### PROBLEM DETAILS
Out of the entries that follow, copy each line containing "lloc".

Stored items from a collection:
╔══
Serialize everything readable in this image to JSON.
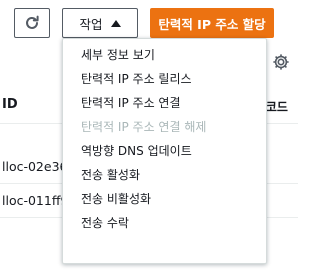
{
  "toolbar": {
    "refresh_icon": "refresh-icon",
    "actions_label": "작업",
    "actions_caret_icon": "caret-up-icon",
    "primary_label": "탄력적 IP 주소 할당",
    "primary_color": "#ec7211"
  },
  "pagination": {
    "next_icon": "chevron-right-icon"
  },
  "settings": {
    "icon": "gear-icon"
  },
  "table": {
    "columns": [
      {
        "label": "ID"
      },
      {
        "label": "DNS 레코드"
      }
    ],
    "rows": [
      {
        "id_text": "lloc-02e36"
      },
      {
        "id_text": "lloc-011ff9"
      }
    ]
  },
  "menu": {
    "items": [
      {
        "label": "세부 정보 보기",
        "disabled": false
      },
      {
        "label": "탄력적 IP 주소 릴리스",
        "disabled": false
      },
      {
        "label": "탄력적 IP 주소 연결",
        "disabled": false
      },
      {
        "label": "탄력적 IP 주소 연결 해제",
        "disabled": true
      },
      {
        "label": "역방향 DNS 업데이트",
        "disabled": false
      },
      {
        "label": "전송 활성화",
        "disabled": false
      },
      {
        "label": "전송 비활성화",
        "disabled": false
      },
      {
        "label": "전송 수락",
        "disabled": false
      }
    ]
  }
}
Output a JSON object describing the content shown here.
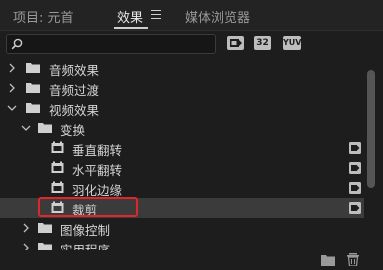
{
  "tabs": [
    {
      "label": "项目: 元首",
      "active": false
    },
    {
      "label": "效果",
      "active": true
    },
    {
      "label": "媒体浏览器",
      "active": false
    }
  ],
  "search": {
    "value": "",
    "placeholder": ""
  },
  "filter_buttons": [
    {
      "name": "accelerated-effects-filter",
      "label": ""
    },
    {
      "name": "32bit-filter",
      "label": "32"
    },
    {
      "name": "yuv-filter",
      "label": "YUV"
    }
  ],
  "tree": [
    {
      "label": "音频效果",
      "type": "folder",
      "expanded": false
    },
    {
      "label": "音频过渡",
      "type": "folder",
      "expanded": false
    },
    {
      "label": "视频效果",
      "type": "folder",
      "expanded": true
    },
    {
      "label": "变换",
      "type": "folder",
      "expanded": true
    },
    {
      "label": "垂直翻转",
      "type": "effect"
    },
    {
      "label": "水平翻转",
      "type": "effect"
    },
    {
      "label": "羽化边缘",
      "type": "effect"
    },
    {
      "label": "裁剪",
      "type": "effect",
      "selected": true
    },
    {
      "label": "图像控制",
      "type": "folder",
      "expanded": false
    },
    {
      "label": "实用程序",
      "type": "folder",
      "expanded": false
    }
  ],
  "colors": {
    "panel_bg": "#1d1d1d",
    "selection_bg": "#3b3b3b",
    "highlight_border": "#e0262b"
  },
  "icons": {
    "search": "search-icon",
    "folder": "folder-icon",
    "effect": "effect-icon",
    "new_bin": "new-bin-icon",
    "trash": "trash-icon"
  }
}
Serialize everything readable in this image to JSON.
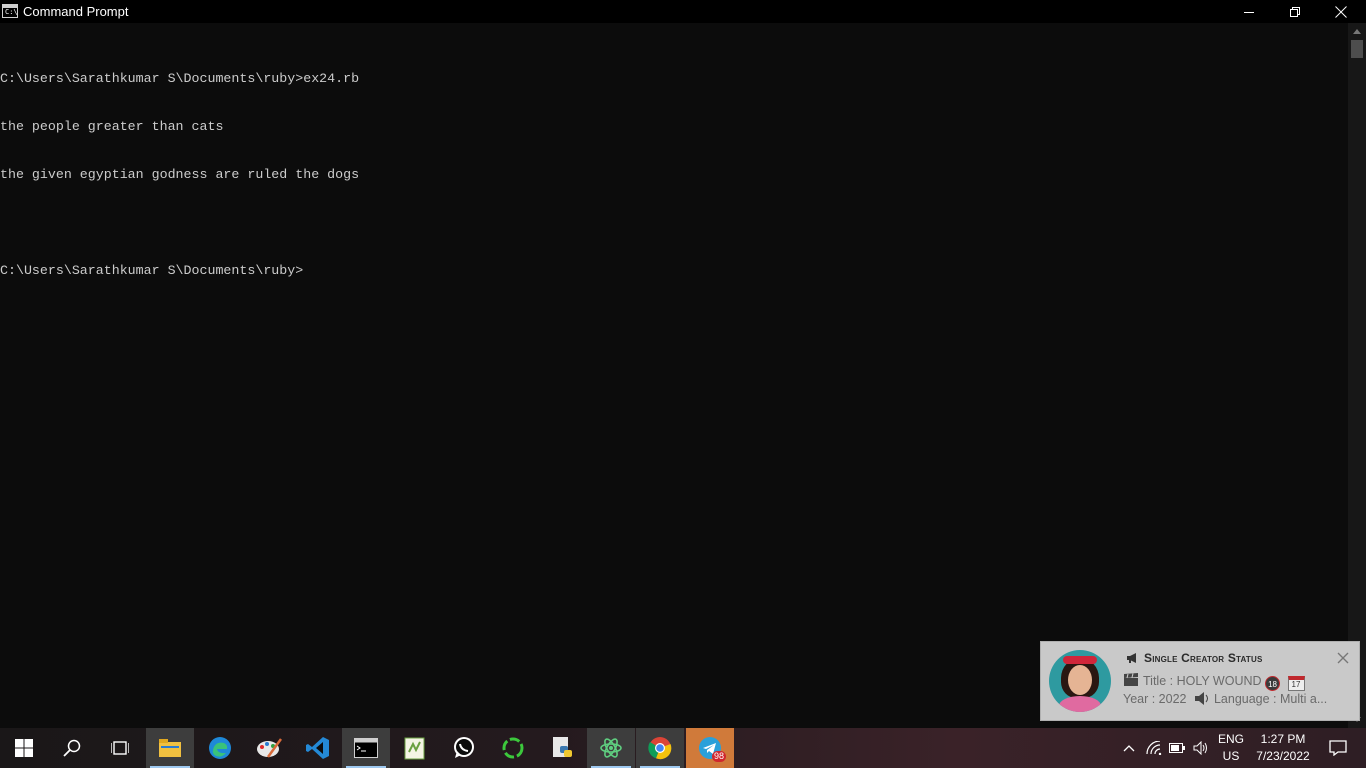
{
  "window": {
    "title": "Command Prompt",
    "icon": "cmd-icon",
    "icon_prompt": "C:\\"
  },
  "console": {
    "lines": [
      "C:\\Users\\Sarathkumar S\\Documents\\ruby>ex24.rb",
      "the people greater than cats",
      "the given egyptian godness are ruled the dogs",
      "",
      "C:\\Users\\Sarathkumar S\\Documents\\ruby>"
    ]
  },
  "notification": {
    "heading": "Single Creator Status",
    "heading_icon": "megaphone-icon",
    "line1_label": "Title : HOLY WOUND",
    "badge": "18",
    "calendar_day": "17",
    "line2_year": "Year : 2022",
    "line2_language": "Language : Multi a..."
  },
  "taskbar": {
    "apps": [
      {
        "name": "start",
        "icon": "windows-logo-icon"
      },
      {
        "name": "search",
        "icon": "search-icon"
      },
      {
        "name": "task-view",
        "icon": "task-view-icon"
      },
      {
        "name": "file-explorer",
        "icon": "folder-icon"
      },
      {
        "name": "edge",
        "icon": "edge-icon"
      },
      {
        "name": "paint",
        "icon": "paint-palette-icon"
      },
      {
        "name": "vscode",
        "icon": "vscode-icon"
      },
      {
        "name": "command-prompt",
        "icon": "cmd-icon"
      },
      {
        "name": "notepad-plus",
        "icon": "notepad-icon"
      },
      {
        "name": "whatsapp",
        "icon": "whatsapp-icon"
      },
      {
        "name": "refresh-app",
        "icon": "circle-arrows-icon"
      },
      {
        "name": "python",
        "icon": "python-icon"
      },
      {
        "name": "atom",
        "icon": "atom-icon"
      },
      {
        "name": "chrome",
        "icon": "chrome-icon"
      },
      {
        "name": "telegram",
        "icon": "telegram-icon",
        "badge": "98"
      }
    ],
    "tray": {
      "language": "ENG",
      "region": "US",
      "time": "1:27 PM",
      "date": "7/23/2022"
    }
  }
}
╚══
### RESPONSE
        "id_text": "lloc-02e36"
        "id_text": "lloc-011ff9"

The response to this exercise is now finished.